Just a short walk north out of the Halls Gap town centre, you’ll find a tall flowing waterfall about half-a-kilometre below Boroka Lookout.

Heading here in summer, you’ll probably only see a trickle but after some heavy rain or a few consistent days of light rain, you’ll notice a heavy flow. Regardless of the volume of water at Clematis Falls, it’s normally always a pretty wet place as it’s mostly sheltered from the sun with huge sandstone cliffs surrounding the 20 metre waterfall.

The trail to Clematis Falls is easy, but a beauty. You’ll be able to checkout plenty of typical Australian native plants and trees while the occasional curious Wallaby checks you out.

Before starting the walk to Clematis Falls, it’s worth heading to the Botanic Gardens as you’ll be able to take a look at over 20 plants that are only found at the Grampians, then try to spot them out on your walk to the waterfall. This will also make you more vigilant and increase your chance of spotting some wildlife, such as Kangaroos, Lizards and Birds along the way.

Getting to Clematis Falls from Halls Gap
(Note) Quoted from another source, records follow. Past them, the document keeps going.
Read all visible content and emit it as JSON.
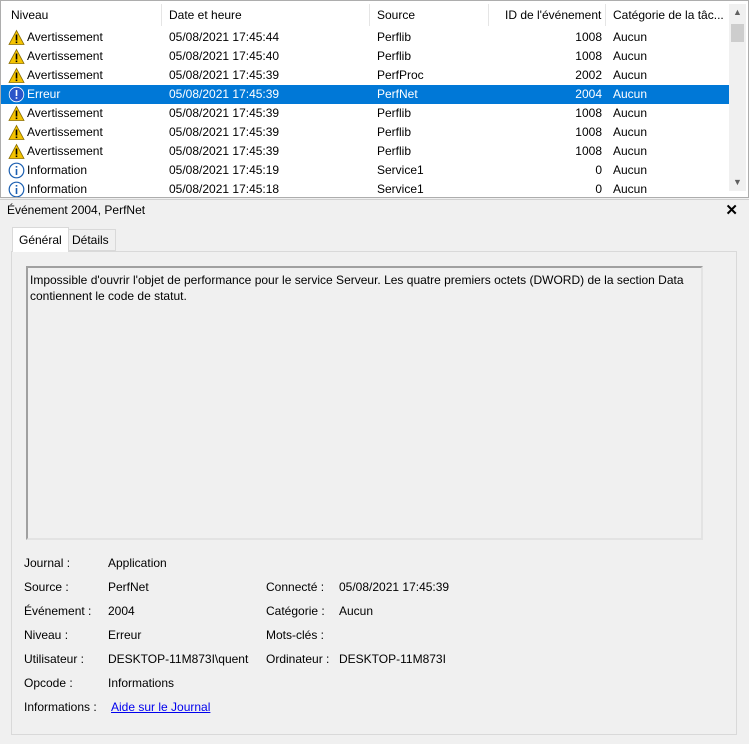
{
  "columns": [
    "Niveau",
    "Date et heure",
    "Source",
    "ID de l'événement",
    "Catégorie de la tâc..."
  ],
  "rows": [
    {
      "level": "Avertissement",
      "icon": "warning-icon",
      "date": "05/08/2021 17:45:44",
      "source": "Perflib",
      "id": "1008",
      "category": "Aucun"
    },
    {
      "level": "Avertissement",
      "icon": "warning-icon",
      "date": "05/08/2021 17:45:40",
      "source": "Perflib",
      "id": "1008",
      "category": "Aucun"
    },
    {
      "level": "Avertissement",
      "icon": "warning-icon",
      "date": "05/08/2021 17:45:39",
      "source": "PerfProc",
      "id": "2002",
      "category": "Aucun"
    },
    {
      "level": "Erreur",
      "icon": "error-icon",
      "date": "05/08/2021 17:45:39",
      "source": "PerfNet",
      "id": "2004",
      "category": "Aucun",
      "selected": true
    },
    {
      "level": "Avertissement",
      "icon": "warning-icon",
      "date": "05/08/2021 17:45:39",
      "source": "Perflib",
      "id": "1008",
      "category": "Aucun"
    },
    {
      "level": "Avertissement",
      "icon": "warning-icon",
      "date": "05/08/2021 17:45:39",
      "source": "Perflib",
      "id": "1008",
      "category": "Aucun"
    },
    {
      "level": "Avertissement",
      "icon": "warning-icon",
      "date": "05/08/2021 17:45:39",
      "source": "Perflib",
      "id": "1008",
      "category": "Aucun"
    },
    {
      "level": "Information",
      "icon": "info-icon",
      "date": "05/08/2021 17:45:19",
      "source": "Service1",
      "id": "0",
      "category": "Aucun"
    },
    {
      "level": "Information",
      "icon": "info-icon",
      "date": "05/08/2021 17:45:18",
      "source": "Service1",
      "id": "0",
      "category": "Aucun"
    }
  ],
  "detail": {
    "title": "Événement 2004, PerfNet",
    "tabs": [
      "Général",
      "Détails"
    ],
    "message": "Impossible d'ouvrir l'objet de performance pour le service Serveur. Les quatre premiers octets (DWORD) de la section Data contiennent le code de statut.",
    "fields": {
      "journal_label": "Journal :",
      "journal_value": "Application",
      "source_label": "Source :",
      "source_value": "PerfNet",
      "connecte_label": "Connecté :",
      "connecte_value": "05/08/2021 17:45:39",
      "evenement_label": "Événement :",
      "evenement_value": "2004",
      "categorie_label": "Catégorie :",
      "categorie_value": "Aucun",
      "niveau_label": "Niveau :",
      "niveau_value": "Erreur",
      "motscles_label": "Mots-clés :",
      "utilisateur_label": "Utilisateur :",
      "utilisateur_value": "DESKTOP-11M873I\\quent",
      "ordinateur_label": "Ordinateur :",
      "ordinateur_value": "DESKTOP-11M873I",
      "opcode_label": "Opcode :",
      "opcode_value": "Informations",
      "informations_label": "Informations :",
      "informations_link": "Aide sur le Journal"
    }
  },
  "colors": {
    "selection": "#0078d7",
    "link": "#0000ee",
    "warning": "#f5c400",
    "error": "#2b55c9",
    "info": "#1b5fb1"
  }
}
Clematis Falls is only about a 15 minute walk from the Halls Gap Recreation Reserve (..the Cricket Oval covered in Kangaroos). You can park at the reserve and walk around the back of the oval, there’s just one path that then leads into the bush and heads almost directly to the waterfall. It’s just over a kilometre from the oval.

If you’re not just on a mission to get to Clematis Falls via the most direct route and have a couple of hours up your sleeve, then you’re in luck as you can take the long way round and head there when hiking the Chatauqua Peak Loop.

You can still start at the cricket oval and do the loop in reverse, otherwise the loop walk begins/finishes at the Botanic Gardens, heads over to Bullaces Glen, up to the stunning peak with a short ridge walk and back down the small mountain (200 metres elevation) to Clematis Falls. You even have the option of going around the peak to make the trail a little lighter on the legs and safer if you have young kids or clumsy friends along for the walk.

Camping at Clematis Falls

Camping isn’t allowed at Clematis Falls and even it was, it’s not an ideal location. The area doesn’t get a lot of a sun, due to the huge cliffs and there’s not a lot of flat ground or open space to set up a tent.

A good option is to head back into Halls Gap and either book a campsite at a caravan park or there are plenty of free campgrounds with-in a 20 minute drive.